Problem to solve – Leaving the pictures aside, reproduce the data in full and word for word.

Supplied entries –
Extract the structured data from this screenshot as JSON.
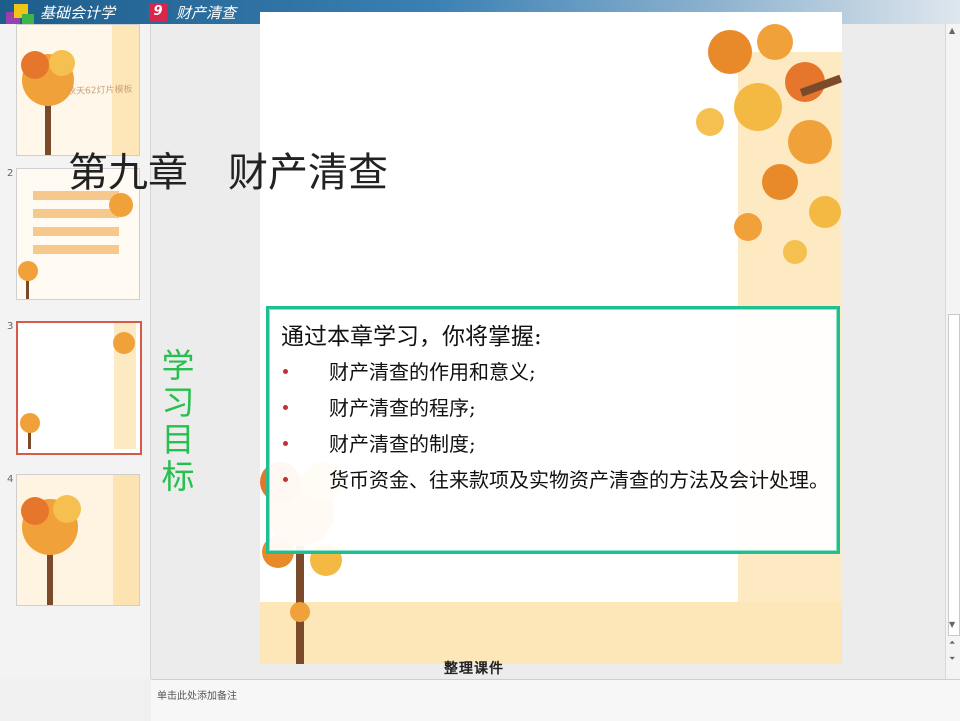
{
  "header": {
    "course": "基础会计学",
    "chapter_number": "9",
    "chapter_title": "财产清查"
  },
  "thumbnails": [
    {
      "number": "",
      "hint": "秋天62灯片模板"
    },
    {
      "number": "2"
    },
    {
      "number": "3"
    },
    {
      "number": "4"
    }
  ],
  "slide": {
    "title": "第九章　财产清查",
    "objective_label": "学习目标",
    "intro": "通过本章学习，你将掌握:",
    "bullets": [
      "财产清查的作用和意义;",
      "财产清查的程序;",
      "财产清查的制度;",
      "货币资金、往来款项及实物资产清查的方法及会计处理。"
    ]
  },
  "footer_text": "整理课件",
  "notes_placeholder": "单击此处添加备注",
  "colors": {
    "accent_green": "#27c04f",
    "box_border": "#1fbf93",
    "bullet": "#c53030",
    "header": "#1d5d8b"
  },
  "icons": [
    "logo-icon",
    "maple-tree-icon",
    "maple-leaf-icon"
  ]
}
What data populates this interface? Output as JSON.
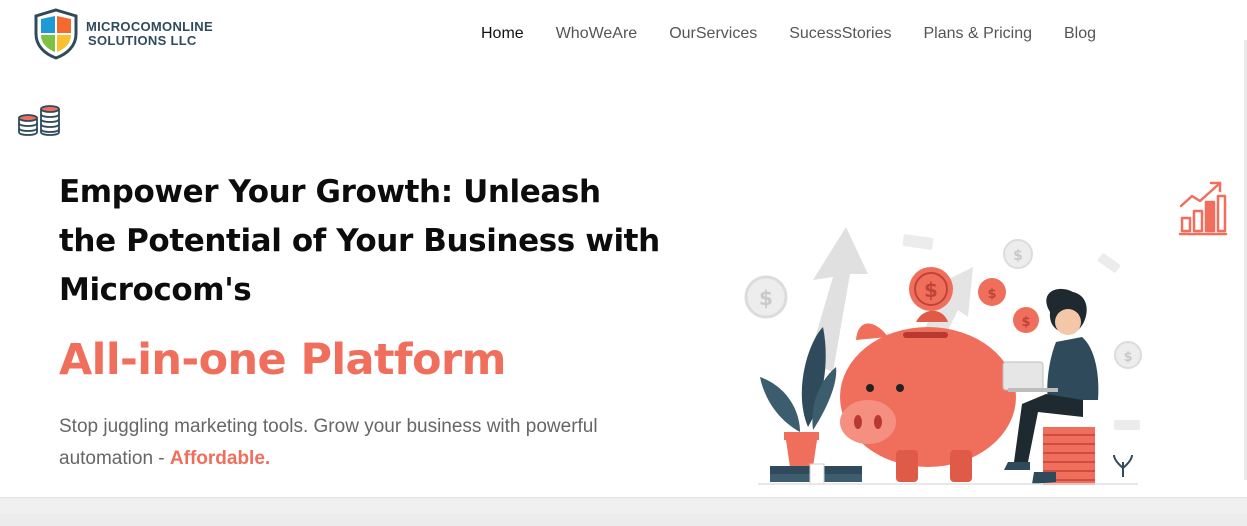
{
  "header": {
    "logo": {
      "line1": "MICROCOMONLINE",
      "line2": "SOLUTIONS LLC"
    },
    "nav": [
      {
        "label": "Home",
        "active": true
      },
      {
        "label": "WhoWeAre",
        "active": false
      },
      {
        "label": "OurServices",
        "active": false
      },
      {
        "label": "SucessStories",
        "active": false
      },
      {
        "label": "Plans & Pricing",
        "active": false
      },
      {
        "label": "Blog",
        "active": false
      }
    ]
  },
  "hero": {
    "headline_lines": [
      "Empower Your Growth: Unleash",
      "the Potential of Your Business with",
      "Microcom's"
    ],
    "subheadline": "All-in-one Platform",
    "description": "Stop juggling marketing tools. Grow your business with powerful automation - ",
    "description_highlight": "Affordable."
  },
  "icons": {
    "left_decor": "coin-stacks-icon",
    "right_decor": "growth-chart-icon",
    "hero_art": "piggy-bank-illustration"
  },
  "colors": {
    "accent": "#f06f5c",
    "dark": "#2f4b5b",
    "text": "#0c0c0c",
    "muted": "#666666"
  }
}
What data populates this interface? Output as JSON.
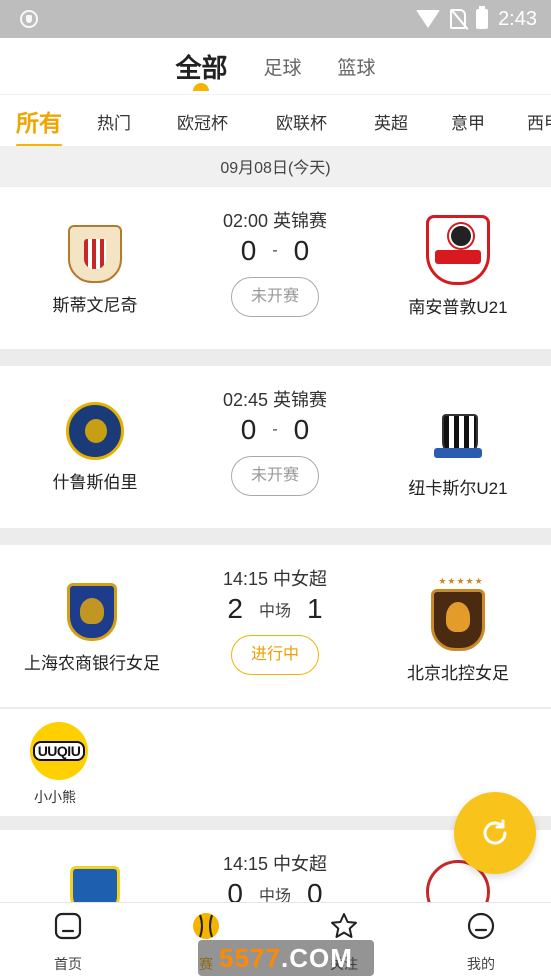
{
  "status_bar": {
    "time": "2:43"
  },
  "top_tabs": [
    {
      "label": "全部",
      "active": true
    },
    {
      "label": "足球",
      "active": false
    },
    {
      "label": "篮球",
      "active": false
    }
  ],
  "league_tabs": [
    {
      "label": "所有",
      "active": true
    },
    {
      "label": "热门"
    },
    {
      "label": "欧冠杯"
    },
    {
      "label": "欧联杯"
    },
    {
      "label": "英超"
    },
    {
      "label": "意甲"
    },
    {
      "label": "西甲"
    }
  ],
  "date_label": "09月08日(今天)",
  "matches": [
    {
      "time_league": "02:00 英锦赛",
      "home": {
        "name": "斯蒂文尼奇",
        "logo": "stevenage-crest-icon"
      },
      "away": {
        "name": "南安普敦U21",
        "logo": "southampton-crest-icon"
      },
      "home_score": "0",
      "away_score": "0",
      "separator": "-",
      "status": "未开赛"
    },
    {
      "time_league": "02:45 英锦赛",
      "home": {
        "name": "什鲁斯伯里",
        "logo": "shrewsbury-crest-icon"
      },
      "away": {
        "name": "纽卡斯尔U21",
        "logo": "newcastle-crest-icon"
      },
      "home_score": "0",
      "away_score": "0",
      "separator": "-",
      "status": "未开赛"
    },
    {
      "time_league": "14:15 中女超",
      "home": {
        "name": "上海农商银行女足",
        "logo": "shanghai-crest-icon"
      },
      "away": {
        "name": "北京北控女足",
        "logo": "beijing-crest-icon"
      },
      "home_score": "2",
      "away_score": "1",
      "separator": "中场",
      "status": "进行中"
    },
    {
      "time_league": "14:15 中女超",
      "home_score": "0",
      "away_score": "0",
      "separator": "中场"
    }
  ],
  "sponsor": {
    "logo_text": "UUQIU",
    "name": "小小熊"
  },
  "bottom_nav": [
    {
      "label": "首页",
      "icon": "home-icon"
    },
    {
      "label": "赛",
      "icon": "ball-icon",
      "active": true
    },
    {
      "label": "关注",
      "icon": "star-icon"
    },
    {
      "label": "我的",
      "icon": "profile-icon"
    }
  ],
  "watermark": {
    "num": "5577",
    "suffix": ".COM"
  },
  "colors": {
    "accent": "#f4b400",
    "live": "#e8a000",
    "status_bar": "#bdbdbd"
  }
}
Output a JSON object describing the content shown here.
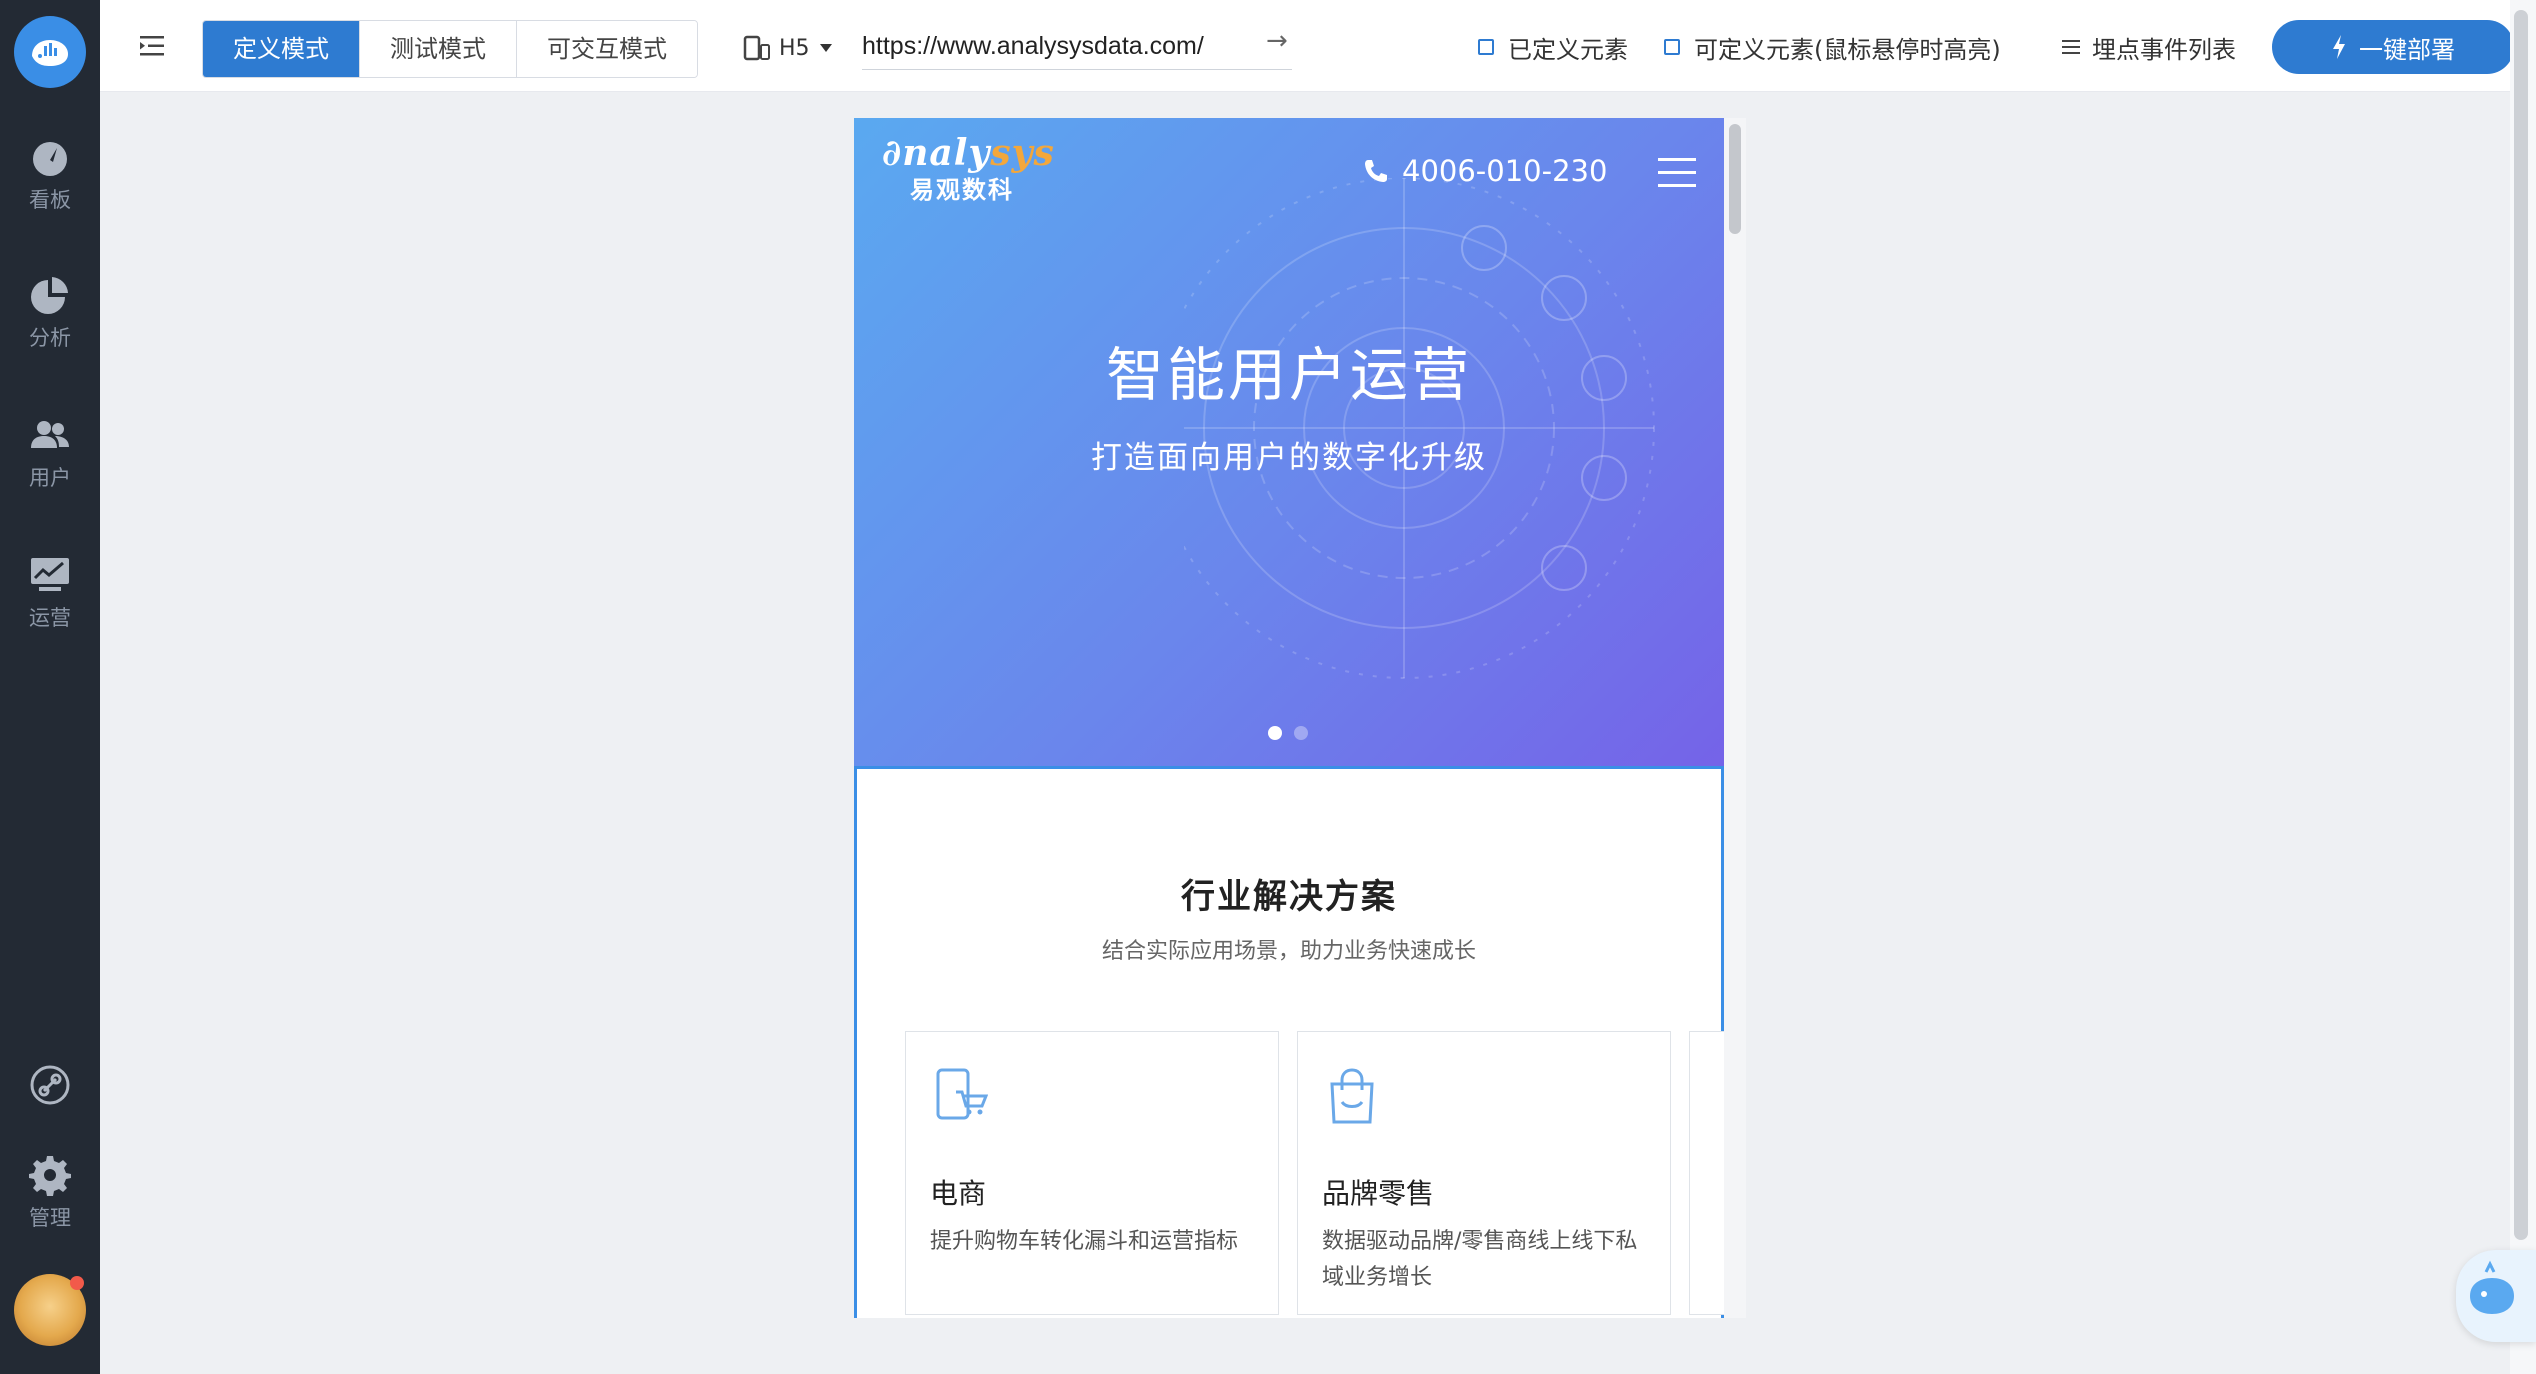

Result of the exercise –
Extract the structured data from this screenshot as JSON.
{
  "header": {
    "course": "基础会计学",
    "chapter_number": "9",
    "chapter_title": "财产清查"
  },
  "thumbnails": [
    {
      "number": "",
      "hint": "秋天62灯片模板"
    },
    {
      "number": "2"
    },
    {
      "number": "3"
    },
    {
      "number": "4"
    }
  ],
  "slide": {
    "title": "第九章　财产清查",
    "objective_label": "学习目标",
    "intro": "通过本章学习，你将掌握:",
    "bullets": [
      "财产清查的作用和意义;",
      "财产清查的程序;",
      "财产清查的制度;",
      "货币资金、往来款项及实物资产清查的方法及会计处理。"
    ]
  },
  "footer_text": "整理课件",
  "notes_placeholder": "单击此处添加备注",
  "colors": {
    "accent_green": "#27c04f",
    "box_border": "#1fbf93",
    "bullet": "#c53030",
    "header": "#1d5d8b"
  },
  "icons": [
    "logo-icon",
    "maple-tree-icon",
    "maple-leaf-icon"
  ]
}
What data populates this interface? Output as JSON.
{
  "header": {
    "logo": {
      "line1": "MICROCOMONLINE",
      "line2": "SOLUTIONS LLC"
    },
    "nav": [
      {
        "label": "Home",
        "active": true
      },
      {
        "label": "WhoWeAre",
        "active": false
      },
      {
        "label": "OurServices",
        "active": false
      },
      {
        "label": "SucessStories",
        "active": false
      },
      {
        "label": "Plans & Pricing",
        "active": false
      },
      {
        "label": "Blog",
        "active": false
      }
    ]
  },
  "hero": {
    "headline_lines": [
      "Empower Your Growth: Unleash",
      "the Potential of Your Business with",
      "Microcom's"
    ],
    "subheadline": "All-in-one Platform",
    "description": "Stop juggling marketing tools. Grow your business with powerful automation - ",
    "description_highlight": "Affordable."
  },
  "icons": {
    "left_decor": "coin-stacks-icon",
    "right_decor": "growth-chart-icon",
    "hero_art": "piggy-bank-illustration"
  },
  "colors": {
    "accent": "#f06f5c",
    "dark": "#2f4b5b",
    "text": "#0c0c0c",
    "muted": "#666666"
  }
}
What data populates this interface? Output as JSON.
{
  "status_bar": {
    "time": "2:43"
  },
  "top_tabs": [
    {
      "label": "全部",
      "active": true
    },
    {
      "label": "足球",
      "active": false
    },
    {
      "label": "篮球",
      "active": false
    }
  ],
  "league_tabs": [
    {
      "label": "所有",
      "active": true
    },
    {
      "label": "热门"
    },
    {
      "label": "欧冠杯"
    },
    {
      "label": "欧联杯"
    },
    {
      "label": "英超"
    },
    {
      "label": "意甲"
    },
    {
      "label": "西甲"
    }
  ],
  "date_label": "09月08日(今天)",
  "matches": [
    {
      "time_league": "02:00 英锦赛",
      "home": {
        "name": "斯蒂文尼奇",
        "logo": "stevenage-crest-icon"
      },
      "away": {
        "name": "南安普敦U21",
        "logo": "southampton-crest-icon"
      },
      "home_score": "0",
      "away_score": "0",
      "separator": "-",
      "status": "未开赛"
    },
    {
      "time_league": "02:45 英锦赛",
      "home": {
        "name": "什鲁斯伯里",
        "logo": "shrewsbury-crest-icon"
      },
      "away": {
        "name": "纽卡斯尔U21",
        "logo": "newcastle-crest-icon"
      },
      "home_score": "0",
      "away_score": "0",
      "separator": "-",
      "status": "未开赛"
    },
    {
      "time_league": "14:15 中女超",
      "home": {
        "name": "上海农商银行女足",
        "logo": "shanghai-crest-icon"
      },
      "away": {
        "name": "北京北控女足",
        "logo": "beijing-crest-icon"
      },
      "home_score": "2",
      "away_score": "1",
      "separator": "中场",
      "status": "进行中"
    },
    {
      "time_league": "14:15 中女超",
      "home_score": "0",
      "away_score": "0",
      "separator": "中场"
    }
  ],
  "sponsor": {
    "logo_text": "UUQIU",
    "name": "小小熊"
  },
  "bottom_nav": [
    {
      "label": "首页",
      "icon": "home-icon"
    },
    {
      "label": "赛",
      "icon": "ball-icon",
      "active": true
    },
    {
      "label": "关注",
      "icon": "star-icon"
    },
    {
      "label": "我的",
      "icon": "profile-icon"
    }
  ],
  "watermark": {
    "num": "5577",
    "suffix": ".COM"
  },
  "colors": {
    "accent": "#f4b400",
    "live": "#e8a000",
    "status_bar": "#bdbdbd"
  }
}
Output a JSON object describing the content shown here.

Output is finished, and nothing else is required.